On the face of it, that match was a routine affair, but Swansea were many people’s second team to watch last year.
This season there will probably be many changes of personnel. Gylfi Sigurdsson could end up at Liverpool or Tottenham; Brendan Rodgers has gone; and players like Scott Sinclair, Joe Allen and Michael Vorm will undoubtedly attract interest.
Added to that, Swansea may experience “second season syndrome” and could well be in a relegation dogfight.
So why is it included here and why would United be eagerly anticipating this match?
Simply because, if all goes to plan and United do as we all hope and expect—especially if it proves to be Fergie’s swansong—this is the last home game of the season.

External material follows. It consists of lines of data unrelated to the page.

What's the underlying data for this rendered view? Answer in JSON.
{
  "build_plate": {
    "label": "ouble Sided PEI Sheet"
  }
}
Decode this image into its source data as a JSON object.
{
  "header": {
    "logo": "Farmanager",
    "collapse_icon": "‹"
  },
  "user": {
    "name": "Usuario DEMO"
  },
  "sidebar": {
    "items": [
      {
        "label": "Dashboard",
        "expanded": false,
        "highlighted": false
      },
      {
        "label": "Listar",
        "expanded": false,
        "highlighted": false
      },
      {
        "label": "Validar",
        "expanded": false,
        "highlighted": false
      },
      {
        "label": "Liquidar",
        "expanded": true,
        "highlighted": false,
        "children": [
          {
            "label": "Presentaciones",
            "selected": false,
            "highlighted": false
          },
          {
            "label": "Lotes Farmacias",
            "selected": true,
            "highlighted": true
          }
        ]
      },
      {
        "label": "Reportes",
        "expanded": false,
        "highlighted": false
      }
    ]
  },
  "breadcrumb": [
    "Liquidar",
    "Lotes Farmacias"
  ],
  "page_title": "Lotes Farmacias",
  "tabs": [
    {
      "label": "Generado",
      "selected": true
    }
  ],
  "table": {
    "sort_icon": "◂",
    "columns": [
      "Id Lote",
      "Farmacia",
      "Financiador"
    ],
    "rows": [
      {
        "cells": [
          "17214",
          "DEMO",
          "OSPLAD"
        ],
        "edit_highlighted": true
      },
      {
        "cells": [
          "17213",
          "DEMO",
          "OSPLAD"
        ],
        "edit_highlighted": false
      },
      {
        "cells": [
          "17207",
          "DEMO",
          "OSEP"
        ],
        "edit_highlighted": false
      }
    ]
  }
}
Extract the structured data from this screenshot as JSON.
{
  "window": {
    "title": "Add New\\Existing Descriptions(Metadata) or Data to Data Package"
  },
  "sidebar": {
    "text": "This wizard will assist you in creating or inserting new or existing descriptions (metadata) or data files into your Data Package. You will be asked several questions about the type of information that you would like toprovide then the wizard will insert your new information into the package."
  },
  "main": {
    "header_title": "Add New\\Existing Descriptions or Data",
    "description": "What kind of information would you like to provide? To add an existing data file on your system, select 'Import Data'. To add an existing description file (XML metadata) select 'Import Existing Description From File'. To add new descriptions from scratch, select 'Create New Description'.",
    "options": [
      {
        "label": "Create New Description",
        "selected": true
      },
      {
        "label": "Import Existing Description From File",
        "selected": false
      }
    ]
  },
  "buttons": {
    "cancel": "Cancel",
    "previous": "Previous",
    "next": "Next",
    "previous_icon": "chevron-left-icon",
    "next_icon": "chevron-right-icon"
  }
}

And therefore, the one at which we will receive the Premier League trophy, recording an epic 20th title and a fitting coda to Sir Alex’s career.